Ali Al-Nimr, was a young activists who participated in pro-democracy protests during the Arab spring in Saudi Arabia in 2011-12. He was violently arrested in 2012 at the age of 17, detained and later sentenced to death in 2014 following a secret trial in the Specialized criminal court (SCC). His death sentence has since been upheld by the appeals and supreme Saudi court, and Ali is currently at risk of imminent execution.

Gondal’s analysis begins by setting out the context of Saudi Arabia’slegal obligations with respect to various international and regional treaties to which Saudi Arabia has become a state party and is bound to, with a particular emphasis to the ‘UN convention on the rights of the child’ (CRC) which Saudi acceded to in 1996, which explicitly prohibits capital punishment on minors under the age of 18 at the time of the crime and exhorts that any arrest, detention or imprisonment of child under 18 is the last measure and that too for shortest possible time, and with full access to guardians and legal assistance.

Gondalthen descends into a detailed breakdown of Ali Al-Nimr’s specific case, based on the judicial certificate and key case documentation. The conclusions of the expert analysis are shocking, and are summarised below:

  • Lack of any evidence: There was an absence of any form of concrete evidence to corroborate the charges. No oral, physical or scientific charges were presented at all. Neither were any of the specific mental and physical elements of crimes described and proved.
  • A biased and incompetent judge:The decision of the judge did not meet standards for writing judgments. Each element of a crime must be reasoned out through evidence on file. Due to no concrete evidence, the judgment is based on conjectures and whims, and the judge was biased quoting many fatwas that reflect a particular brand of Islam. The judge also failed several of his legal duties, such as ensuring the accused had access to his lawyer and a fair trial.
  • Un-proportional sentence: The judgement does not in any way reflect the severity of the crime, neither by international or shariah law standards.
  • Coerced confession: A coerced confession provided the basis for all charges. Ali made the judge aware of this coercion. Despite this the judge accepted the confession and failed to establish its validity using other forms of evidence, Furthermore the investigating authority was not authorized to take the statement and neither were they impartial/independent.
  • Lack of access to a lawyer: Ali was denied access to a lawyer throughout his arrest, detention and trial. The judge did not meet his legal duty in ensuring legal access was granted. Ali was not allowed to meet his lawyer inside or outside the court whilst in custody of the investigating authority. Neither the accused nor the lawyer weregranted access to file and record, which means defense was denied.

In short, the expert found the ruling to be in flagrant violation of Article 37 and 40 of the CRC, and also in violation of key provisions of the UNDHR (article 10 & 11), whichis enshrined in the UN charter and is binding on UN member states.
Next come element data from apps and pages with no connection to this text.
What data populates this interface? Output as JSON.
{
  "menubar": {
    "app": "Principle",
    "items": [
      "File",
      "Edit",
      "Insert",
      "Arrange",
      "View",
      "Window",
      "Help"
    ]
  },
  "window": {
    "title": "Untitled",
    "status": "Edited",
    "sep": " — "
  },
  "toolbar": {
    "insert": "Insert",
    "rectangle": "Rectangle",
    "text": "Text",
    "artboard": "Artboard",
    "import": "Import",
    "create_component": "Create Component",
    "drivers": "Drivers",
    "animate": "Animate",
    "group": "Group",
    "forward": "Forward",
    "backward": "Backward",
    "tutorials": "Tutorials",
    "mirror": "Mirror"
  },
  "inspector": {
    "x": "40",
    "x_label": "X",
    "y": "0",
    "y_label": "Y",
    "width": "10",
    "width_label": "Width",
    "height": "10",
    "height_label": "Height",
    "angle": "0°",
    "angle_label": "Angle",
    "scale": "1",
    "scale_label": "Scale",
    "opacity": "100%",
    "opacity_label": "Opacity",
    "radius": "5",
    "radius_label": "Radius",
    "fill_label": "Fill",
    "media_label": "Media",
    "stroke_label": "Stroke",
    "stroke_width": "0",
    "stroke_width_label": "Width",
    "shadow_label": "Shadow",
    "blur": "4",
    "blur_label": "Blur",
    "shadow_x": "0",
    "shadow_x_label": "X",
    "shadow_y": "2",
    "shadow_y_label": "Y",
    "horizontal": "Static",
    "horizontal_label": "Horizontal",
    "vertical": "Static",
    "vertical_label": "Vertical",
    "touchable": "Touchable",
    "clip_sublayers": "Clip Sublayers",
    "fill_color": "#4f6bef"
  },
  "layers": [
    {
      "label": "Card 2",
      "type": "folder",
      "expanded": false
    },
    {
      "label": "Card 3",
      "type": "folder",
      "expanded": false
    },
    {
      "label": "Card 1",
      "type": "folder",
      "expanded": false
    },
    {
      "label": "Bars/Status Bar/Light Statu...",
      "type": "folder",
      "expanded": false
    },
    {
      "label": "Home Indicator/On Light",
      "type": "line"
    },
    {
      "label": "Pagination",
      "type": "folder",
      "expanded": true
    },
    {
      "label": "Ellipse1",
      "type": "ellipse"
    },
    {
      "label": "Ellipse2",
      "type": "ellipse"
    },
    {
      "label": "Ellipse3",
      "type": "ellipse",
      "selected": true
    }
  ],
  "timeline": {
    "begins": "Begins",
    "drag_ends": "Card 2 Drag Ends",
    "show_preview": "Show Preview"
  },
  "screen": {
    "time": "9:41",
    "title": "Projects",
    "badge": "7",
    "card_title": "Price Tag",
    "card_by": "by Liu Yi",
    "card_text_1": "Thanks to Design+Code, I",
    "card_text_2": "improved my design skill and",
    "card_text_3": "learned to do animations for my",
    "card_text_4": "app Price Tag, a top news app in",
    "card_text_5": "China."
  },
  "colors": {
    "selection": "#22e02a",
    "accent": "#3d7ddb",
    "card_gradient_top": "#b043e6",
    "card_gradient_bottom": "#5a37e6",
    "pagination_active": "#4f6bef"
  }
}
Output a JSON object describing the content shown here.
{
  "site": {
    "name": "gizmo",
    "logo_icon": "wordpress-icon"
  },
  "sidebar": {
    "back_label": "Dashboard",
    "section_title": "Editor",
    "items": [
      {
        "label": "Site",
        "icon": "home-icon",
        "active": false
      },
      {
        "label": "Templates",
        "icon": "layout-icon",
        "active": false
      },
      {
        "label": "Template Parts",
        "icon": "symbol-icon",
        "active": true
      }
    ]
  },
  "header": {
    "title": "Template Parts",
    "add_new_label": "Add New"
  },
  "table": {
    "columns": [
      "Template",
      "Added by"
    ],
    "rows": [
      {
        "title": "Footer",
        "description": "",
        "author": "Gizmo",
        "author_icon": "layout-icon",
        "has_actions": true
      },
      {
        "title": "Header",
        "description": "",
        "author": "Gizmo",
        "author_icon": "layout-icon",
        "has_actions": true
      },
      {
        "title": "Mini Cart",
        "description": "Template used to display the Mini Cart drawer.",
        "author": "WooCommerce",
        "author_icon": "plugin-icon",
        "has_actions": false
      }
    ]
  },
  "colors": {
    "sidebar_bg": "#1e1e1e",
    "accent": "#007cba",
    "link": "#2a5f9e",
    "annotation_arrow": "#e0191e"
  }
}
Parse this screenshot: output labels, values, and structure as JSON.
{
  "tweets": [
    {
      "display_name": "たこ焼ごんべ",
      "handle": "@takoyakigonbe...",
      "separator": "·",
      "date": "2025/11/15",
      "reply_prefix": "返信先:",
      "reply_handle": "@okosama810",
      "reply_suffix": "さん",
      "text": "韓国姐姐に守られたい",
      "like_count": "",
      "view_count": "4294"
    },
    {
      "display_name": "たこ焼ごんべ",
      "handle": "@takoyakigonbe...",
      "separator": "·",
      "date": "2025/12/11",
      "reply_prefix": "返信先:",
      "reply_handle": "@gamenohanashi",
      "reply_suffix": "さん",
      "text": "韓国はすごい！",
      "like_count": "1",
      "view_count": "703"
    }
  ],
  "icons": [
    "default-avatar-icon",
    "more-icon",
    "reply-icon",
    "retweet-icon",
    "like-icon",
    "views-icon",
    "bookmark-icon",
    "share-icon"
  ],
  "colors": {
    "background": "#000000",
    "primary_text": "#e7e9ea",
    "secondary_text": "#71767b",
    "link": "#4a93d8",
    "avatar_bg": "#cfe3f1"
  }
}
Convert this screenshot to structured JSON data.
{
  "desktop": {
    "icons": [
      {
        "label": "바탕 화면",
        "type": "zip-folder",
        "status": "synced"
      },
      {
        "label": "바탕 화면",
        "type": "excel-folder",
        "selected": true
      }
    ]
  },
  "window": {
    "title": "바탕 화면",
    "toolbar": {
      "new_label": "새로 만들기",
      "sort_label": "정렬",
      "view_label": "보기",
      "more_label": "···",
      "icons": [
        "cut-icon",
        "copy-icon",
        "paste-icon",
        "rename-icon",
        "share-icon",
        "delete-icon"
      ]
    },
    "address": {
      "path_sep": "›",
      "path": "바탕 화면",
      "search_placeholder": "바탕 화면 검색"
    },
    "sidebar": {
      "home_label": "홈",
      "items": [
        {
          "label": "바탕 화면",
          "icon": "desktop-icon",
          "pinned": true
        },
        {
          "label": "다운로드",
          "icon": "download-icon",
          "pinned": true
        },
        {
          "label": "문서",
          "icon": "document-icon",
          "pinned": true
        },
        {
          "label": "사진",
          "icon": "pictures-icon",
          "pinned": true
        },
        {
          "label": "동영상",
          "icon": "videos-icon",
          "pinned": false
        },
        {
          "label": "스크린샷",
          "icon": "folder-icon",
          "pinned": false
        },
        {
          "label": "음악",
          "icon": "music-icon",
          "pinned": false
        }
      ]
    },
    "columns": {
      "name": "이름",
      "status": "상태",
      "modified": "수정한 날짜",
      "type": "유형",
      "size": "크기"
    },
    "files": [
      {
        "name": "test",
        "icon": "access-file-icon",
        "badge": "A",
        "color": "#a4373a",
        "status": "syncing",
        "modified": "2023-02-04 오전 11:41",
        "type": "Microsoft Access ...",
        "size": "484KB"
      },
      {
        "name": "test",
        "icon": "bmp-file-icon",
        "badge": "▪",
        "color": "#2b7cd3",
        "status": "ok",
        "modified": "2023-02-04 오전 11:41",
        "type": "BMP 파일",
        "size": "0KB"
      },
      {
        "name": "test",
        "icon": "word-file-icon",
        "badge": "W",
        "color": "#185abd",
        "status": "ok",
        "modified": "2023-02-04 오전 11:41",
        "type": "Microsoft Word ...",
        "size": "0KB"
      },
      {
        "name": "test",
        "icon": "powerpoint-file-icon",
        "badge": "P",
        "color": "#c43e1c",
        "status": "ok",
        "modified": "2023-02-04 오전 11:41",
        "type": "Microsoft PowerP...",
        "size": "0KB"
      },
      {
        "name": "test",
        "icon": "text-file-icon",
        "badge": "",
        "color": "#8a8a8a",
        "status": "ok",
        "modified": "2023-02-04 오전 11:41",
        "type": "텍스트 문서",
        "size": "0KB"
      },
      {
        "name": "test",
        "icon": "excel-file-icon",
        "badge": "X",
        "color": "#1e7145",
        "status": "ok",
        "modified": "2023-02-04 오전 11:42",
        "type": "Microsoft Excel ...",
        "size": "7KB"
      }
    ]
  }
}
The independent expert analysis has proven major gaps in the prosecution and conviction of Ali Al-Nimr, which violate multiple international treaties, and calls on the judges involved to be the subject of serious disciplinary action. Furthermore, Gondal also urges Saudi Arabia to take its international obligations seriously.

We at ESOHR consider this independent review as providing astrong and compelling case for the nullification Ali Al-Nimr’s charges and sentence, and call for a re-trial based on international fair trial principles and under the monitoring of neutral observers. Based on our own close monitoring, these findings have wider applicability to other death penalty cases where similar issues prevail, particularly in the cases of: SheikhNimr Al-Nimr, Ali Al-Rebeh, Mohammed Al-Shyookh, Dawood Al-Marhoon, AbdullahZaher, MohammedAlsuwaimil, AshrafFayyadandHusseinAbu al-Khair. We alsoconcurwith the independent experts recommendationon the need totake disciplinaryaction againstthe judge, andallthose complicit in the torture of Ali.